**TASK ITEM:**
Take each line of the records below that contains the string "this" and copy it.

Dataset rows for apps and sites:
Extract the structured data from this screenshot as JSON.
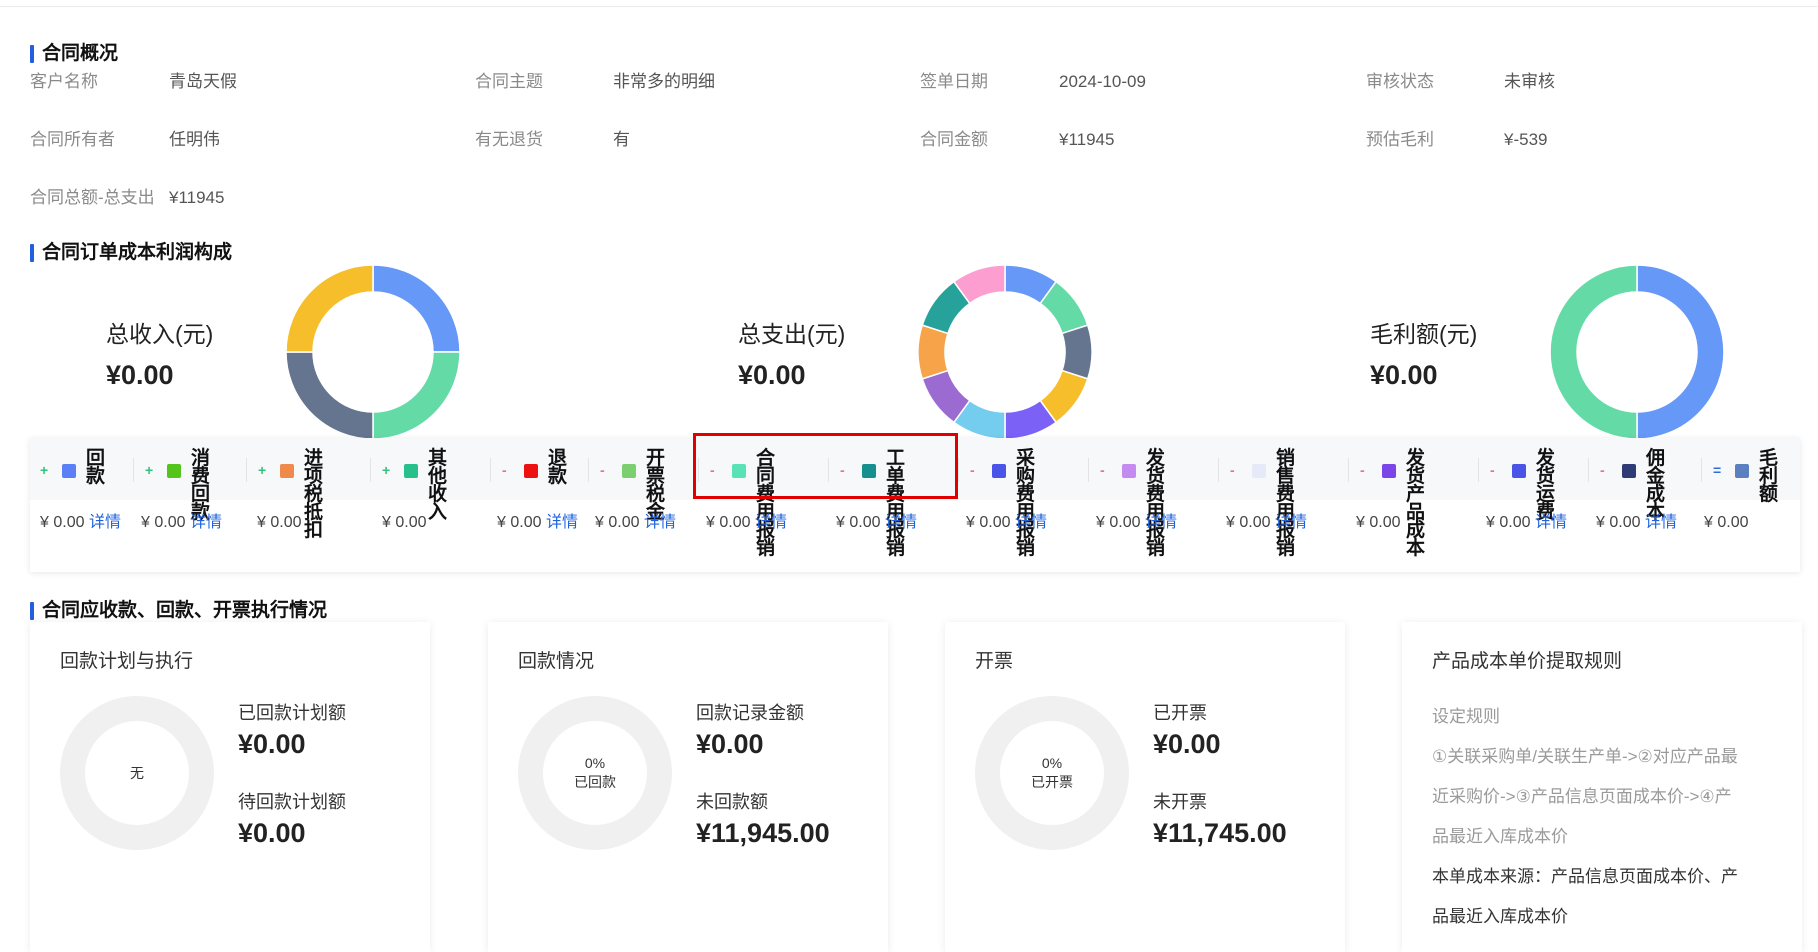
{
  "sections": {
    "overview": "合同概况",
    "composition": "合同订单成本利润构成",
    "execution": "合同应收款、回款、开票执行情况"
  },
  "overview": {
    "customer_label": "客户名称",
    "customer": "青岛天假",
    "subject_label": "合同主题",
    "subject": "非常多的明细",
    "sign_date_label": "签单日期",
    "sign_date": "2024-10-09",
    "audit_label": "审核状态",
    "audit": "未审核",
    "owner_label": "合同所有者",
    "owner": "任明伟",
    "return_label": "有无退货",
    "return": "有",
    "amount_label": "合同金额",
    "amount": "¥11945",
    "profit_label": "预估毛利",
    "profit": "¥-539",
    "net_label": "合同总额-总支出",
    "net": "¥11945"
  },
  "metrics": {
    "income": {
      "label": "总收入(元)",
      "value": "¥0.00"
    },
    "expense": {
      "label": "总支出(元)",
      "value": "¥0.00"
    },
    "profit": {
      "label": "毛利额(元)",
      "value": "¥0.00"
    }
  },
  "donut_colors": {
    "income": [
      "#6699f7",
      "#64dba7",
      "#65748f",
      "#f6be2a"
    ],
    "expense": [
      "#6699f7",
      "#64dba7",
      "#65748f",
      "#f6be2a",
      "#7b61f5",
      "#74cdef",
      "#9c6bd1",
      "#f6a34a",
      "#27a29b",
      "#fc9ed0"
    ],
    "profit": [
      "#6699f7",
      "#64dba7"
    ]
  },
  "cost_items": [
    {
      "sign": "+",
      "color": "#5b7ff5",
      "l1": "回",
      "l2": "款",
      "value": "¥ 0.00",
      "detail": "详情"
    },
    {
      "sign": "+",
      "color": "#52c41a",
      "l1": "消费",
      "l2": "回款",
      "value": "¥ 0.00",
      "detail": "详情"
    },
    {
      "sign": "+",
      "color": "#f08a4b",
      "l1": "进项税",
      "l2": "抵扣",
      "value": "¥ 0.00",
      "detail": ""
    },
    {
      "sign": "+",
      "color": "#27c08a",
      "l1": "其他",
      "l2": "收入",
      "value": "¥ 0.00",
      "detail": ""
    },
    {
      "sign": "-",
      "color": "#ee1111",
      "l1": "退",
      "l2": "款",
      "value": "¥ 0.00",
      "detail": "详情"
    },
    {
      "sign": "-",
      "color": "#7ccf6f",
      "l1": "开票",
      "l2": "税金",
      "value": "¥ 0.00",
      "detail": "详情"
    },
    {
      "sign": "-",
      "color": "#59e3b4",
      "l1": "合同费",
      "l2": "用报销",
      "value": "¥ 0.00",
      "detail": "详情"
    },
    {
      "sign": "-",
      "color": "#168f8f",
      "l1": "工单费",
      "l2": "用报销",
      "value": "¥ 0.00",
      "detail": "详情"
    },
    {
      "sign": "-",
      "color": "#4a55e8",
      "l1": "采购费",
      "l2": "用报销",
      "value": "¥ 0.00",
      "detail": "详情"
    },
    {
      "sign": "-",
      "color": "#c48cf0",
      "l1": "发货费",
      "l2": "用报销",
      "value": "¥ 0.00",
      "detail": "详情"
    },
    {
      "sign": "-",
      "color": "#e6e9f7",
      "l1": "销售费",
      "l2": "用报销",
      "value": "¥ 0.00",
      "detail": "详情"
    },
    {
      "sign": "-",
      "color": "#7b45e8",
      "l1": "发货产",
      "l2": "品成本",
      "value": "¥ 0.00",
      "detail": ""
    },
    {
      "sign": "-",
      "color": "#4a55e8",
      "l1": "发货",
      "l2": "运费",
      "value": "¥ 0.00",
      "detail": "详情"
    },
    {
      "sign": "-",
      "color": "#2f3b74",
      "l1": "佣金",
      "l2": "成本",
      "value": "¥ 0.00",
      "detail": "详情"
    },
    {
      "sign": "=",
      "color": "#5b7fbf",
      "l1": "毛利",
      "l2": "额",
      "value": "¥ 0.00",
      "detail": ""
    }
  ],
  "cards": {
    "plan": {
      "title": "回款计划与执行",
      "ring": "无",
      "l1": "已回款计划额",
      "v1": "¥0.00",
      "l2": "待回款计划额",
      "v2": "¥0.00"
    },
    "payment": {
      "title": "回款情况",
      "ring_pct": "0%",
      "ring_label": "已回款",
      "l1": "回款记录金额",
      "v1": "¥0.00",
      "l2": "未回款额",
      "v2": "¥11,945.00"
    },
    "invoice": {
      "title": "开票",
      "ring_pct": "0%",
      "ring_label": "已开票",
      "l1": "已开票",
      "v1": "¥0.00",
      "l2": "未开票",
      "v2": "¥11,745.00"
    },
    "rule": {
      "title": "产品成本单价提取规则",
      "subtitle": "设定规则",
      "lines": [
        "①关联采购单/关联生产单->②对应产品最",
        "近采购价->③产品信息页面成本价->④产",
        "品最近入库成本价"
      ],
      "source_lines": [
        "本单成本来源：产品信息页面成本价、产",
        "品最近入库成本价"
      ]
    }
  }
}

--

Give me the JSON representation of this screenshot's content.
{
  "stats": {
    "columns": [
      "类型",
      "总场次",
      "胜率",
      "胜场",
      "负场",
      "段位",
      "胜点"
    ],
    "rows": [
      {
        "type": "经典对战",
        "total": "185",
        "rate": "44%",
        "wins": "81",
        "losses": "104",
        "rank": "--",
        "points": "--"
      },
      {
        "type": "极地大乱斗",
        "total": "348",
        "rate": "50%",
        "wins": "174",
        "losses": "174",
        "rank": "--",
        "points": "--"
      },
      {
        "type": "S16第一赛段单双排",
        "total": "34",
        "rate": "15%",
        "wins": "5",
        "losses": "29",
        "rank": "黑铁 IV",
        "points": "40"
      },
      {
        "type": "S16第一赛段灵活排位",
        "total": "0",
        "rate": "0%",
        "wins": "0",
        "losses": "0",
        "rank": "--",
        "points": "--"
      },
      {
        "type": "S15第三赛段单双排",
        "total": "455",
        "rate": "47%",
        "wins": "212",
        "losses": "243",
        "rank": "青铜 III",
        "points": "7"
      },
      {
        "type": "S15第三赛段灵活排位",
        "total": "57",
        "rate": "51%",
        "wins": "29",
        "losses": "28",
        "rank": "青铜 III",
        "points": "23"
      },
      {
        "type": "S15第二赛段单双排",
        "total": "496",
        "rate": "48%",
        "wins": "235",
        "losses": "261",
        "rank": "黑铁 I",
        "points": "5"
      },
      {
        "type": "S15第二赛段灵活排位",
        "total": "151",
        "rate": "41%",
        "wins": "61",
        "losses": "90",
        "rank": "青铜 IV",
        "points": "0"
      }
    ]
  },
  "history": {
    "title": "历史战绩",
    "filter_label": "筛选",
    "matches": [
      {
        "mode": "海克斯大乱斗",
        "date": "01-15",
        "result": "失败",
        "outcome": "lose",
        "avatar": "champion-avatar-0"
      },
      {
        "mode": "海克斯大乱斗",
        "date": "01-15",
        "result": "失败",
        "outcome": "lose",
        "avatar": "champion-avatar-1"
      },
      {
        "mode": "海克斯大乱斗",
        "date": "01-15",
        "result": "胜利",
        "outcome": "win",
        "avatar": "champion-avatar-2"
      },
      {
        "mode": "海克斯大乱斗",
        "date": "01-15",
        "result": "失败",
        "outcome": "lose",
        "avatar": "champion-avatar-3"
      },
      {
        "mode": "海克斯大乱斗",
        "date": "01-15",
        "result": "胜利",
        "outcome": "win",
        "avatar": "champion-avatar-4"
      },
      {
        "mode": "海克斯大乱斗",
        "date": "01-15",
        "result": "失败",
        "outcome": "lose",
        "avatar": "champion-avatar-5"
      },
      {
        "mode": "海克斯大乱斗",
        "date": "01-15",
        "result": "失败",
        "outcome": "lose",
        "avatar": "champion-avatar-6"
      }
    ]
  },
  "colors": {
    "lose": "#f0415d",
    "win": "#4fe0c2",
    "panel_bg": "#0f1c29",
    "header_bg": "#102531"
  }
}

**ANSWER:**
Extract the structured data from this screenshot as JSON.
Give me the JSON representation of this screenshot's content.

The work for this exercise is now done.